So I began.  After going through the install wizard, I sent my student off to study for her exam.  I hit “Install,” and I went to a meeting.  When I got back to my office about 45 minutes later, I was happy to see that everything went seemingly okay.  I began the shutdown process.  I pulled my Unetbootin thumbdrive from the USB slot when I was instructed to and waited for the system to shut down.  When it restarted, Grub came up fine.  I decided to test XP, so I launched it first.  Everything looked as expected, so I logged off and rebooted again.  Grub came up fine, but this time I launched Karmic.

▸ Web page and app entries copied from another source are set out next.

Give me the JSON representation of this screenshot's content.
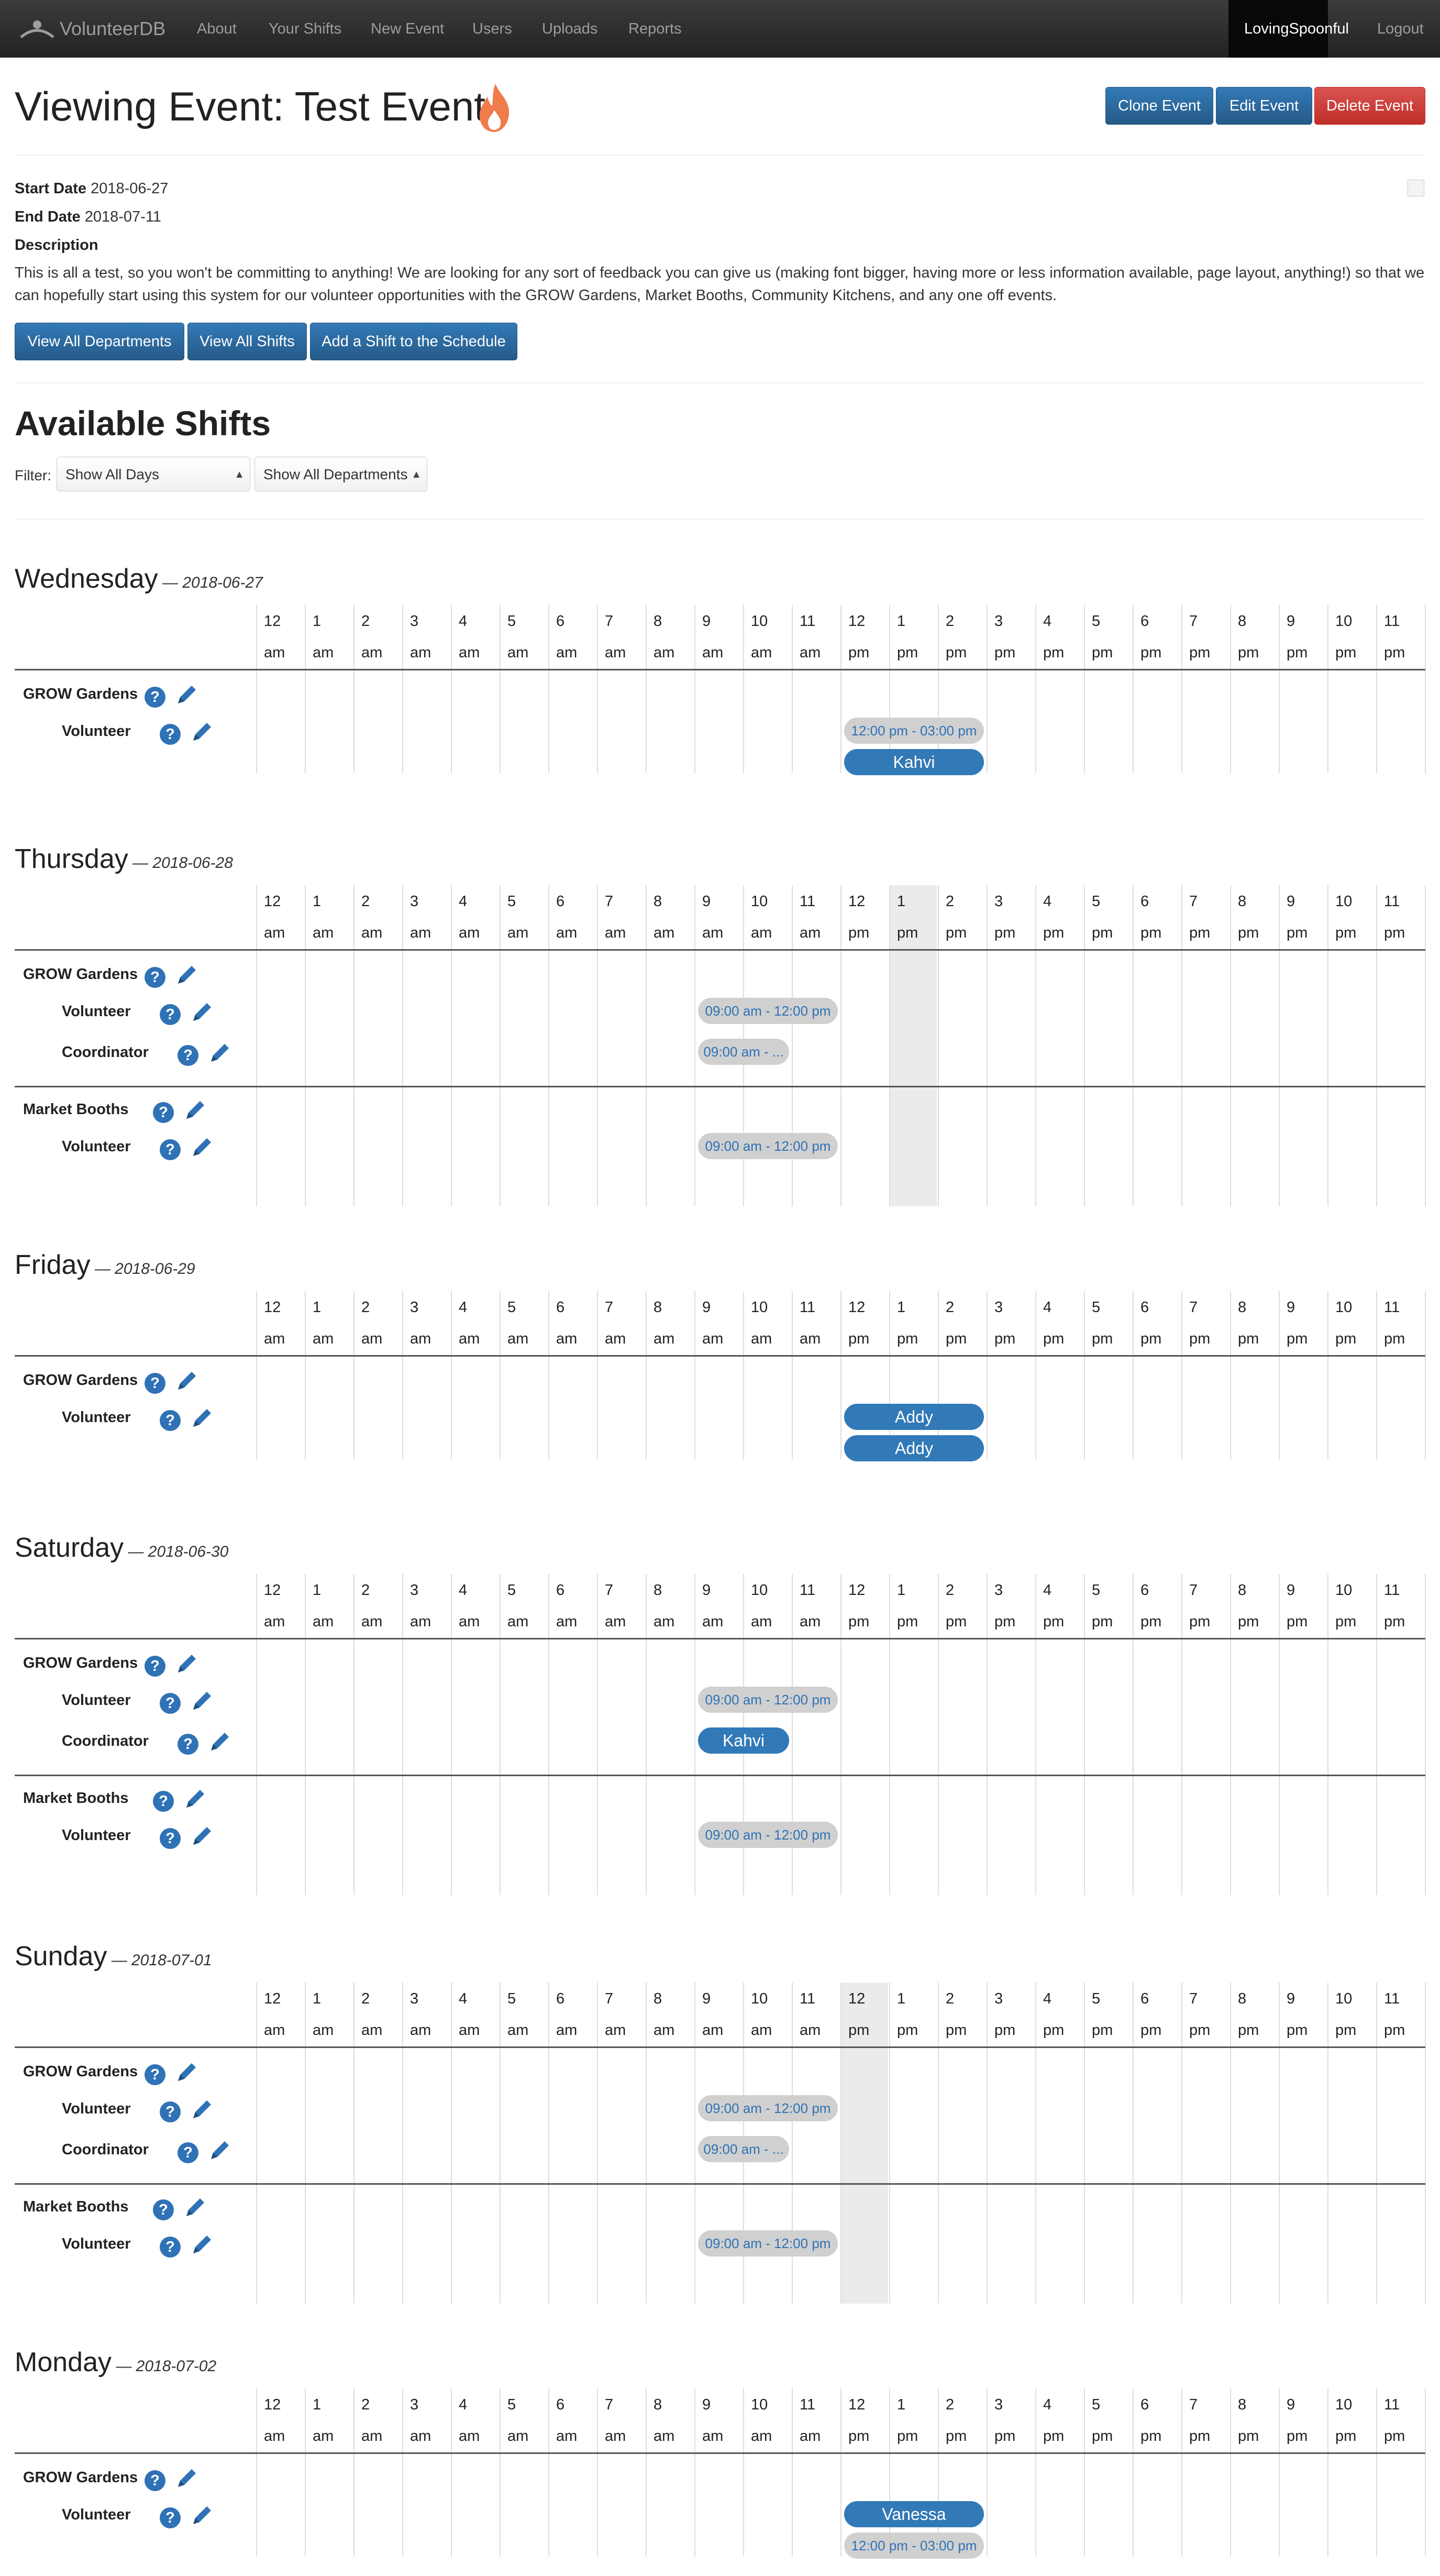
{
  "nav": {
    "brand": "VolunteerDB",
    "links": [
      "About",
      "Your Shifts",
      "New Event",
      "Users",
      "Uploads",
      "Reports"
    ],
    "user": "LovingSpoonful",
    "logout": "Logout"
  },
  "page_title": "Viewing Event: Test Event",
  "actions": {
    "clone": "Clone Event",
    "edit": "Edit Event",
    "delete": "Delete Event"
  },
  "event": {
    "start_label": "Start Date",
    "start_value": "2018-06-27",
    "end_label": "End Date",
    "end_value": "2018-07-11",
    "description_label": "Description",
    "description": "This is all a test, so you won't be committing to anything! We are looking for any sort of feedback you can give us (making font bigger, having more or less information available, page layout, anything!) so that we can hopefully start using this system for our volunteer opportunities with the GROW Gardens, Market Booths, Community Kitchens, and any one off events."
  },
  "event_buttons": {
    "departments": "View All Departments",
    "shifts": "View All Shifts",
    "add_shift": "Add a Shift to the Schedule"
  },
  "shifts_heading": "Available Shifts",
  "filter": {
    "label": "Filter:",
    "days": "Show All Days",
    "departments": "Show All Departments"
  },
  "hours": [
    [
      "12",
      "am"
    ],
    [
      "1",
      "am"
    ],
    [
      "2",
      "am"
    ],
    [
      "3",
      "am"
    ],
    [
      "4",
      "am"
    ],
    [
      "5",
      "am"
    ],
    [
      "6",
      "am"
    ],
    [
      "7",
      "am"
    ],
    [
      "8",
      "am"
    ],
    [
      "9",
      "am"
    ],
    [
      "10",
      "am"
    ],
    [
      "11",
      "am"
    ],
    [
      "12",
      "pm"
    ],
    [
      "1",
      "pm"
    ],
    [
      "2",
      "pm"
    ],
    [
      "3",
      "pm"
    ],
    [
      "4",
      "pm"
    ],
    [
      "5",
      "pm"
    ],
    [
      "6",
      "pm"
    ],
    [
      "7",
      "pm"
    ],
    [
      "8",
      "pm"
    ],
    [
      "9",
      "pm"
    ],
    [
      "10",
      "pm"
    ],
    [
      "11",
      "pm"
    ]
  ],
  "colors": {
    "primary": "#337ab7",
    "danger": "#d9534f",
    "navbar": "#222222",
    "shift_open": "#d0d0d0"
  },
  "days": [
    {
      "name": "Wednesday",
      "date": "— 2018-06-27",
      "highlight": null,
      "departments": [
        {
          "name": "GROW Gardens",
          "roles": [
            {
              "name": "Volunteer",
              "shifts": [
                {
                  "label": "12:00 pm - 03:00 pm",
                  "start": 12,
                  "end": 15,
                  "taken": false
                },
                {
                  "label": "Kahvi",
                  "start": 12,
                  "end": 15,
                  "taken": true
                }
              ]
            }
          ]
        }
      ]
    },
    {
      "name": "Thursday",
      "date": "— 2018-06-28",
      "highlight": 13,
      "departments": [
        {
          "name": "GROW Gardens",
          "roles": [
            {
              "name": "Volunteer",
              "shifts": [
                {
                  "label": "09:00 am - 12:00 pm",
                  "start": 9,
                  "end": 12,
                  "taken": false
                }
              ]
            },
            {
              "name": "Coordinator",
              "shifts": [
                {
                  "label": "09:00 am - ...",
                  "start": 9,
                  "end": 11,
                  "taken": false
                }
              ]
            }
          ]
        },
        {
          "name": "Market Booths",
          "roles": [
            {
              "name": "Volunteer",
              "shifts": [
                {
                  "label": "09:00 am - 12:00 pm",
                  "start": 9,
                  "end": 12,
                  "taken": false
                }
              ]
            }
          ]
        }
      ]
    },
    {
      "name": "Friday",
      "date": "— 2018-06-29",
      "highlight": null,
      "departments": [
        {
          "name": "GROW Gardens",
          "roles": [
            {
              "name": "Volunteer",
              "shifts": [
                {
                  "label": "Addy",
                  "start": 12,
                  "end": 15,
                  "taken": true
                },
                {
                  "label": "Addy",
                  "start": 12,
                  "end": 15,
                  "taken": true
                }
              ]
            }
          ]
        }
      ]
    },
    {
      "name": "Saturday",
      "date": "— 2018-06-30",
      "highlight": null,
      "departments": [
        {
          "name": "GROW Gardens",
          "roles": [
            {
              "name": "Volunteer",
              "shifts": [
                {
                  "label": "09:00 am - 12:00 pm",
                  "start": 9,
                  "end": 12,
                  "taken": false
                }
              ]
            },
            {
              "name": "Coordinator",
              "shifts": [
                {
                  "label": "Kahvi",
                  "start": 9,
                  "end": 11,
                  "taken": true
                }
              ]
            }
          ]
        },
        {
          "name": "Market Booths",
          "roles": [
            {
              "name": "Volunteer",
              "shifts": [
                {
                  "label": "09:00 am - 12:00 pm",
                  "start": 9,
                  "end": 12,
                  "taken": false
                }
              ]
            }
          ]
        }
      ]
    },
    {
      "name": "Sunday",
      "date": "— 2018-07-01",
      "highlight": 12,
      "departments": [
        {
          "name": "GROW Gardens",
          "roles": [
            {
              "name": "Volunteer",
              "shifts": [
                {
                  "label": "09:00 am - 12:00 pm",
                  "start": 9,
                  "end": 12,
                  "taken": false
                }
              ]
            },
            {
              "name": "Coordinator",
              "shifts": [
                {
                  "label": "09:00 am - ...",
                  "start": 9,
                  "end": 11,
                  "taken": false
                }
              ]
            }
          ]
        },
        {
          "name": "Market Booths",
          "roles": [
            {
              "name": "Volunteer",
              "shifts": [
                {
                  "label": "09:00 am - 12:00 pm",
                  "start": 9,
                  "end": 12,
                  "taken": false
                }
              ]
            }
          ]
        }
      ]
    },
    {
      "name": "Monday",
      "date": "— 2018-07-02",
      "highlight": null,
      "departments": [
        {
          "name": "GROW Gardens",
          "roles": [
            {
              "name": "Volunteer",
              "shifts": [
                {
                  "label": "Vanessa",
                  "start": 12,
                  "end": 15,
                  "taken": true
                },
                {
                  "label": "12:00 pm - 03:00 pm",
                  "start": 12,
                  "end": 15,
                  "taken": false
                }
              ]
            }
          ]
        }
      ]
    }
  ]
}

I was relieved to hear the familiar sounds of drums and the sight of the Karmic splash screen.  As soon as the desktop came up, I went to work on the Broadcom driver.  I waited a minute to see if the system would recognize the Broadcom card; it didn’t.  I ran the Hardware Driver utility and was disappointed to find no available proprietary drivers.  My student, who had returned to my office, looked concerned.  “Is everything okay?  Is it done?  Why is it taking so long?”  After some explanation, she calmed a little.  I pulled my wired connection from my Thinkpad and plugged it into the Ethernet port.  Immediately, the system recognized the connection and established an IP address.  I looked for the driver again.  This time, it was there.  I enabled it, pulled my wired connection, restarted the wireless radio (it was smart enough to shut down when it realized there was a hardwire connection), and connected to the campus wireless network.  I ran ifconfig from a terminal, and saw an IP address.  Relief.  I crossed my fingers and launched Firefox.  It opened fine.  Just to be sure, I navigated to a couple of webpages; I felt more relief when it did without issue.

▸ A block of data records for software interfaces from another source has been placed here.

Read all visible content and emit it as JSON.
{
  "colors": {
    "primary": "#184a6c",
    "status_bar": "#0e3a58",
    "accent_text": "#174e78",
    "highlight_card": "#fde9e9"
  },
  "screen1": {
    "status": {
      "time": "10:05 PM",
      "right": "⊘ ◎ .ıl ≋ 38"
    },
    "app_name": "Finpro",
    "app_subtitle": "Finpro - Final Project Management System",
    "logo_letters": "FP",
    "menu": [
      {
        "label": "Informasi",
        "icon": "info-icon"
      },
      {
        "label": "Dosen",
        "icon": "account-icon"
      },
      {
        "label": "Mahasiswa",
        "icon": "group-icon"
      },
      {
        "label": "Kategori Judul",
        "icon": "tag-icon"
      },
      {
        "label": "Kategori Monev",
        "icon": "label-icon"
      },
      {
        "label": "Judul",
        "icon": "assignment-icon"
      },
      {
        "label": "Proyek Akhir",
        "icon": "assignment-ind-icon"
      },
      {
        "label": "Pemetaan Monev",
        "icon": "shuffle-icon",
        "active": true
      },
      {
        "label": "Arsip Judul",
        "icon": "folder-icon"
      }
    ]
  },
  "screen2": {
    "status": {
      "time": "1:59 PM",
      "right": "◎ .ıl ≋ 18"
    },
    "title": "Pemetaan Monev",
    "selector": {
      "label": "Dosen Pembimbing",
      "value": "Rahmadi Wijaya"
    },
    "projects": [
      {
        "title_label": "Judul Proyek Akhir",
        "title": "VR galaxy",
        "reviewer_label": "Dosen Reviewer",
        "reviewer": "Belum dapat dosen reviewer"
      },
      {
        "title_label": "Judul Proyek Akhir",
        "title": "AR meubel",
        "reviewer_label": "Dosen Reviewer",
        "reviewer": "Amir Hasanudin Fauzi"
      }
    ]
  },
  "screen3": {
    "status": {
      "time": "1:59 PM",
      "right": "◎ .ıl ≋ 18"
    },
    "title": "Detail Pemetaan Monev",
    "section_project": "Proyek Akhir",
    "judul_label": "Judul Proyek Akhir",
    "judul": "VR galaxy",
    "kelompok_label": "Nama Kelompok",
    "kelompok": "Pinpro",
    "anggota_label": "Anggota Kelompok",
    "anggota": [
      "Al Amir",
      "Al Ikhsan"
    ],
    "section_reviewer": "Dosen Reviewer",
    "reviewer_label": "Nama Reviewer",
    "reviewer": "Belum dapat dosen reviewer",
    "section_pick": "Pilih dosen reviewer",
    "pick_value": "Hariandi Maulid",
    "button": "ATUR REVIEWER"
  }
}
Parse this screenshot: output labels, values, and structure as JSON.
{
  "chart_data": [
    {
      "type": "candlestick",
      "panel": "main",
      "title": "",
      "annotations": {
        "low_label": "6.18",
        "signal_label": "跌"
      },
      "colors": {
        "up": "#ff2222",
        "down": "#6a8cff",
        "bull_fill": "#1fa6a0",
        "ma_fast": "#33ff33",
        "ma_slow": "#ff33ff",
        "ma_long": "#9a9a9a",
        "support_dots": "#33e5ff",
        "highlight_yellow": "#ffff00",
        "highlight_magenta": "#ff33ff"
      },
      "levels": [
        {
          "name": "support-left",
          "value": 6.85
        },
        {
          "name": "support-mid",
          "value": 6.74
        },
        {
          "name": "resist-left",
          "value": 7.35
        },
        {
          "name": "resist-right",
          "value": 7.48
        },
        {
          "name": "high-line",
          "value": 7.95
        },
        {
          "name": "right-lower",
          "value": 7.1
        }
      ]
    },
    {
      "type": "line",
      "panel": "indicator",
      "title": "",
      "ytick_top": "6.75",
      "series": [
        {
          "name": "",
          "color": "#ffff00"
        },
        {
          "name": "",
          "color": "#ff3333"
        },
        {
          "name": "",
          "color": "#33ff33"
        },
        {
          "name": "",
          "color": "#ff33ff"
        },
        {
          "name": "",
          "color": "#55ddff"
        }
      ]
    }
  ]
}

“Almost there,” I said to my student.  I launched the Update Manager.  Since the image I was using was the Karmic RC (which was probably the culprit for the aforementioned problems) there were over 200 updates.  I ran them and restarted the system.  I crossed my fingers again and hoped that the wireless card would automatically connect…it did.

Before my student left my office, I installed the Compiz Config Manger and the simple version (CCSM), so I could configure Compiz.  After all, she wanted the cube.  After some quick instructions on how to use the managers, I set her virtual desktops and the cube.  She thanked me and promised to go home and test everything out.

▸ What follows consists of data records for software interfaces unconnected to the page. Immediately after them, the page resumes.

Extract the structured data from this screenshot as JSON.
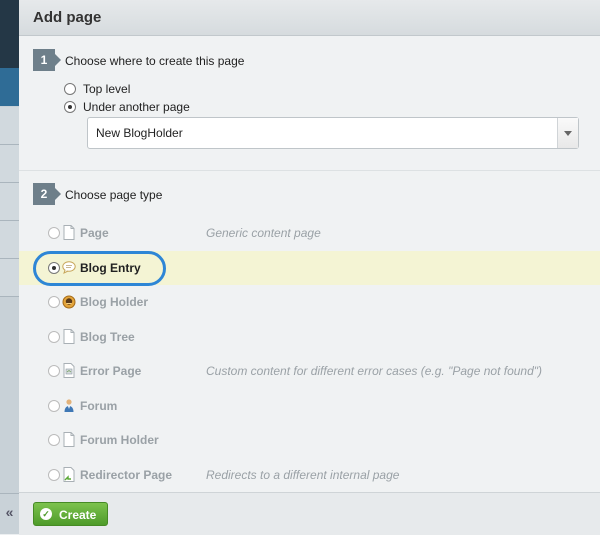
{
  "dialog": {
    "title": "Add page"
  },
  "step1": {
    "number": "1",
    "label": "Choose where to create this page",
    "options": [
      {
        "label": "Top level",
        "checked": false
      },
      {
        "label": "Under another page",
        "checked": true
      }
    ],
    "parent_page": "New BlogHolder"
  },
  "step2": {
    "number": "2",
    "label": "Choose page type",
    "types": [
      {
        "name": "Page",
        "description": "Generic content page",
        "icon": "page-icon",
        "selected": false
      },
      {
        "name": "Blog Entry",
        "description": "",
        "icon": "speech-bubble-icon",
        "selected": true
      },
      {
        "name": "Blog Holder",
        "description": "",
        "icon": "blog-holder-icon",
        "selected": false
      },
      {
        "name": "Blog Tree",
        "description": "",
        "icon": "page-icon",
        "selected": false
      },
      {
        "name": "Error Page",
        "description": "Custom content for different error cases (e.g. \"Page not found\")",
        "icon": "error-page-icon",
        "selected": false
      },
      {
        "name": "Forum",
        "description": "",
        "icon": "forum-user-icon",
        "selected": false
      },
      {
        "name": "Forum Holder",
        "description": "",
        "icon": "page-icon",
        "selected": false
      },
      {
        "name": "Redirector Page",
        "description": "Redirects to a different internal page",
        "icon": "redirector-page-icon",
        "selected": false
      }
    ]
  },
  "footer": {
    "create_label": "Create",
    "create_icon": "checkmark-icon"
  },
  "sidebar": {
    "collapse_glyph": "«"
  },
  "colors": {
    "accent": "#2e86d6",
    "create_green": "#5aa935",
    "selected_row": "#f4f4d4"
  }
}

When she left, she was smiling.  She told me she would let me know if there were any problems.  It’s been a couple of days and so far, I haven’t heard from her.  I guess things are going well.  I’m glad.  For a minute, I thought I was going to lose a convert.

It really wasn’t a bad install.  Only a few minor problems.  I just wished things went a little smoother for my student’s sake.  You should’ve seen her face when I opened a terminal session.  Just goes to show that you can never get too cocky.  I’m glad I was able to figure things out, but the experience was a nice reminder to always expect the unexpected.  Good old Murphy is always lurking around a corner…waiting to strike.

*For a how-to on this install, please go here.